You have been busy perfecting your resume, practicing your resume skills, researching opportunities, and completing all other aspects of the job search. Yet, you cannot forget one of the most important parts of the job search, your references. Once hiring managers begin to contact your references, they are seriously considering you as a potential employee. Therefore, your references are crucial to helping you secure the job.

Utilize the following guide to select the best references, present them effectively, network with each reference, as well as show your gratitude during your job search.

Selecting Your References.
When selecting your references, you want to pick three to five individuals who have thorough knowledge of your skills and accomplishments as well as a willingness to provide positive feedback on your performance in the workplace. You also will want to consider selecting a variety of references from different areas of your professional history, including both educational and professional references. Ideally, your references will be supervisors, mentors, and clients who can speak about the value you offer, as well as your work ethics and attributes. These individuals are more valuable to hiring managers than your colleagues or any personal references.

Presenting Your References.
You should never list your references on your resume; rather you should create a separate list of references on your resume letterhead. Unless the job posting or hiring manager specifically requests your references, do not send them to the hiring manager until you are asked to do so. You should bring a printed list to your interview. If the hiring manager does not ask for it first, offer it at the conclusion of the interview.
In addition, when creating your list of references, you should include their full name, current job title, employer, address, phone number, and email address. This makes it very easy and convenient for hiring managers to contact the individuals.
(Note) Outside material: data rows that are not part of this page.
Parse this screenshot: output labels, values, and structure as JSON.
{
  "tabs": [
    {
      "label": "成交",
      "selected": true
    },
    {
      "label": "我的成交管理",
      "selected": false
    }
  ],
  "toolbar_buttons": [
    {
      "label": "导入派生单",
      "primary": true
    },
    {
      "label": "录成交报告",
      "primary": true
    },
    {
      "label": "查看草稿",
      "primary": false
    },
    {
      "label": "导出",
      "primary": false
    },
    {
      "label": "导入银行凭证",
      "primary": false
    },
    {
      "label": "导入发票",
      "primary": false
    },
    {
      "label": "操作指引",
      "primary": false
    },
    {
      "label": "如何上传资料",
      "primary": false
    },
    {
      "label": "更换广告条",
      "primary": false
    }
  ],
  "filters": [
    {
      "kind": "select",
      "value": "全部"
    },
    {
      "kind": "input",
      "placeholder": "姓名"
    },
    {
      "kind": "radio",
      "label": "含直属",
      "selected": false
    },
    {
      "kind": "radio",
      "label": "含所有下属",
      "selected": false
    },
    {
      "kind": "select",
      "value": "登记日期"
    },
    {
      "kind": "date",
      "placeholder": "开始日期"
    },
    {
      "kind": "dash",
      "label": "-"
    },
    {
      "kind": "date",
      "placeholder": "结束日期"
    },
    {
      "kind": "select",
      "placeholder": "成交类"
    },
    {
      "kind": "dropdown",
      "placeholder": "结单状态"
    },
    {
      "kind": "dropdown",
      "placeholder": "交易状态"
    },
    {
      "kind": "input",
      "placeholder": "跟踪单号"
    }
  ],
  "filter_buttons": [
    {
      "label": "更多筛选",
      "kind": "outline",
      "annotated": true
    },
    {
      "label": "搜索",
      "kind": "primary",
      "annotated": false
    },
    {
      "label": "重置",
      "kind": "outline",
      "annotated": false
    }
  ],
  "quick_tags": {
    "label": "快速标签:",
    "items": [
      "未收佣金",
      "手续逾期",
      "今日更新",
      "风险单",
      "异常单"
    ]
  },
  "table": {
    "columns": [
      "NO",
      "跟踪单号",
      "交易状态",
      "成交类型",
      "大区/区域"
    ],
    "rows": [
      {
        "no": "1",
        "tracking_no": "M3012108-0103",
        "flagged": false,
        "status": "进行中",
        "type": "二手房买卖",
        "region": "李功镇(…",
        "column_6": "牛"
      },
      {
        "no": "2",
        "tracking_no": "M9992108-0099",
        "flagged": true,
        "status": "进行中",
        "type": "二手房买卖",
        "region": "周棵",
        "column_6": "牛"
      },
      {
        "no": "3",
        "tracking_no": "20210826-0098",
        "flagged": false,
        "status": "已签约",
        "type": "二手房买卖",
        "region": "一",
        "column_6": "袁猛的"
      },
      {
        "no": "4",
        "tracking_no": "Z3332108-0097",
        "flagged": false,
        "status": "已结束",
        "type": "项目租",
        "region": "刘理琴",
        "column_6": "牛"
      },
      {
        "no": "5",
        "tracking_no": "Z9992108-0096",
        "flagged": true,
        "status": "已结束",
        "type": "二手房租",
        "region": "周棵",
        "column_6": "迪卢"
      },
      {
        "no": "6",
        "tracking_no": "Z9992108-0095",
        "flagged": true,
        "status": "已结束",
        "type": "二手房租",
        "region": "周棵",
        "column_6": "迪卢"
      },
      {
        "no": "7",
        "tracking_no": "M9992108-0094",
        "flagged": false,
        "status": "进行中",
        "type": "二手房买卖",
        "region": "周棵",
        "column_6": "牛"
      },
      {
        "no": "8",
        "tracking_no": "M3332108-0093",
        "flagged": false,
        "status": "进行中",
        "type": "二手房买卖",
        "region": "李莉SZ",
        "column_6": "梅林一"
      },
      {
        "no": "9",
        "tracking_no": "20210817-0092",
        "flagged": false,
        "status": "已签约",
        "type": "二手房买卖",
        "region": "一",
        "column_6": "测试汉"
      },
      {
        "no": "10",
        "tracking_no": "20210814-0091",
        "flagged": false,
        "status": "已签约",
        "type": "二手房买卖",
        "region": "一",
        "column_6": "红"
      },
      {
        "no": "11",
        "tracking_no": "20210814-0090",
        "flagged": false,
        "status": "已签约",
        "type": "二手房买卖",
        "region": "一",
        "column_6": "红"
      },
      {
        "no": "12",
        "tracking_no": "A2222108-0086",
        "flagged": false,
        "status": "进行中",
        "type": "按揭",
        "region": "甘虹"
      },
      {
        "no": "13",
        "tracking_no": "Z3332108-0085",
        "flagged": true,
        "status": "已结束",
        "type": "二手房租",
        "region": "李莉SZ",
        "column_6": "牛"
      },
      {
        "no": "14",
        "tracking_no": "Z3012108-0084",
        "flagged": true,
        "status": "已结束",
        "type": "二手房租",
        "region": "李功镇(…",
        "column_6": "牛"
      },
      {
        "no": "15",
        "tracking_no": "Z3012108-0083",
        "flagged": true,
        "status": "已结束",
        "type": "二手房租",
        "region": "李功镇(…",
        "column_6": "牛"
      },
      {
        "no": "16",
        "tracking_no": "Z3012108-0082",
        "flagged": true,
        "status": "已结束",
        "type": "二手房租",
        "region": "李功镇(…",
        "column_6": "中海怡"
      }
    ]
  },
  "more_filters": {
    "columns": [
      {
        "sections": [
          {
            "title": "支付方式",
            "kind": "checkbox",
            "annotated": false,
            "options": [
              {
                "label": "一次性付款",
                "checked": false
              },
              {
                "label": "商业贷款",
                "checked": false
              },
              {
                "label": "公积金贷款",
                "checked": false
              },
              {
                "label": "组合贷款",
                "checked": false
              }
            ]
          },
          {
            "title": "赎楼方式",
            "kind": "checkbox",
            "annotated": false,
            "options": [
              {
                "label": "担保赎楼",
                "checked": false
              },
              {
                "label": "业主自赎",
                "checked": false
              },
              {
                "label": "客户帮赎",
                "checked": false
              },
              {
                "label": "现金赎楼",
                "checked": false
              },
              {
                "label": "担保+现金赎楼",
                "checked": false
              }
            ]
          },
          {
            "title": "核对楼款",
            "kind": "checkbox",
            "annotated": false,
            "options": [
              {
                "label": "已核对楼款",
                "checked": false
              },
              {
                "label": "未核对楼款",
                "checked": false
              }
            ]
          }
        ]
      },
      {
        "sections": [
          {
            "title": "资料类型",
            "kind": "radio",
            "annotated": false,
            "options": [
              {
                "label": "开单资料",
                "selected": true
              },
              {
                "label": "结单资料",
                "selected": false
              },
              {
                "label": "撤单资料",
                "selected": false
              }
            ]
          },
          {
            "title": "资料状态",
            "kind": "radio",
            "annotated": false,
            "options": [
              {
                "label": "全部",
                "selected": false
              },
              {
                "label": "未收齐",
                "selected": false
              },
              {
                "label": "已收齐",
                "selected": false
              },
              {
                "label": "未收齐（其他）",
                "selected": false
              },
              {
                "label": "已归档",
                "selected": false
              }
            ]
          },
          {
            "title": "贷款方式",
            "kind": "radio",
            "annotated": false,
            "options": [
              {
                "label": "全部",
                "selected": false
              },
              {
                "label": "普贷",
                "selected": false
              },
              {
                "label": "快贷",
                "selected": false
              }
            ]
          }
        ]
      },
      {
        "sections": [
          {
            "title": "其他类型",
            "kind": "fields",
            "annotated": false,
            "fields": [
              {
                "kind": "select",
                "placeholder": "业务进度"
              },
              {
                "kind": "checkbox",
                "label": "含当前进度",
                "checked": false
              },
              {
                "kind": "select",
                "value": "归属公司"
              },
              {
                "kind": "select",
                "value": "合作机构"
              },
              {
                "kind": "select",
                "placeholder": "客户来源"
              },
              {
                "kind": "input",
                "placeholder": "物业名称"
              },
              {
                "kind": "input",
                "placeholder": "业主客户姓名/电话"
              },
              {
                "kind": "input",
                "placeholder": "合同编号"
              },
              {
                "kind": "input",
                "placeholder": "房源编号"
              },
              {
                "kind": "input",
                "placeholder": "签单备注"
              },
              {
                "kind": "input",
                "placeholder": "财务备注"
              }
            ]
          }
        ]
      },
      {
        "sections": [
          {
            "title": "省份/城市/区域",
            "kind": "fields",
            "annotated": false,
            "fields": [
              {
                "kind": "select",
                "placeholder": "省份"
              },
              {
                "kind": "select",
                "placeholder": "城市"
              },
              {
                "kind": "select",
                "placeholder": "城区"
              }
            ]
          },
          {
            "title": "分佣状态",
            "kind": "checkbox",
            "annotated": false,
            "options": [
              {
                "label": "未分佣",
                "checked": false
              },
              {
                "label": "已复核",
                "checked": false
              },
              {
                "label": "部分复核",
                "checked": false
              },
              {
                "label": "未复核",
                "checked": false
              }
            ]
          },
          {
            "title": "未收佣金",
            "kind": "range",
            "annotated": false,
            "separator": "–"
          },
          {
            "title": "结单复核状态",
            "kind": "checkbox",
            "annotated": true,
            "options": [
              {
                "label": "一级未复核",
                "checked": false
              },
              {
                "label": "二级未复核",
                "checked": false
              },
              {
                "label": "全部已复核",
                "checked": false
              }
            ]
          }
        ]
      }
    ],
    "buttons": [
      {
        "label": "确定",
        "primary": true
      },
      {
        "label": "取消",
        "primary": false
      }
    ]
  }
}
Networking with Your References.
As you know, it is crucial to maintain contact with your professional network, especially during the job search. When you begin the process, it is best to meet for coffee or catch up over the phone to inform them of your job search as well as ask them to serve as a reference for you. Never list a reference without asking for permission from the individual first. Once they are aware of your job search, they refer your for new opportunities that develop. This is also a great time to ensure you have their current contact information and provide them with a copy of your current resume.
You should maintain contact with them throughout the job search to let them know about your progress and perhaps collect advice. In addition, when the hiring manager does ask for you to provide your list of references, inform each individual about the job opening and explain how you think you will successfully fit into this new position.

Thanking Your References.
Whether the hiring manager contacted your references or not, you should reach out to the individual and personally thank him for helping you as you grow in your career. A handwritten thank you letter is an appropriate way to show your gratitude and also enforce your professional network.

During the busyness of the job search process, do not forget about your references. Their feedback on your work ethic, professionalism, and personality are often the deciding factor for hiring managers. If you are ready to start the search for your dream job, tap into your network now!

Author's Bio: 

As the owner of the resume writing, outplacement, and career-consulting firm, DMD & Associates, Danielle guides her clients through every step of career development. Contact Danielle at Danielle@dmdcareerconsutling.com, (337) 254-0734, or www.dmdcareerconsulting.com. For more career advice and tips, like her on Facebook at https://www.facebook.com/DMDCareerConsulting and follow her on Twitter at https://twitter.com/CareerCoachGuru.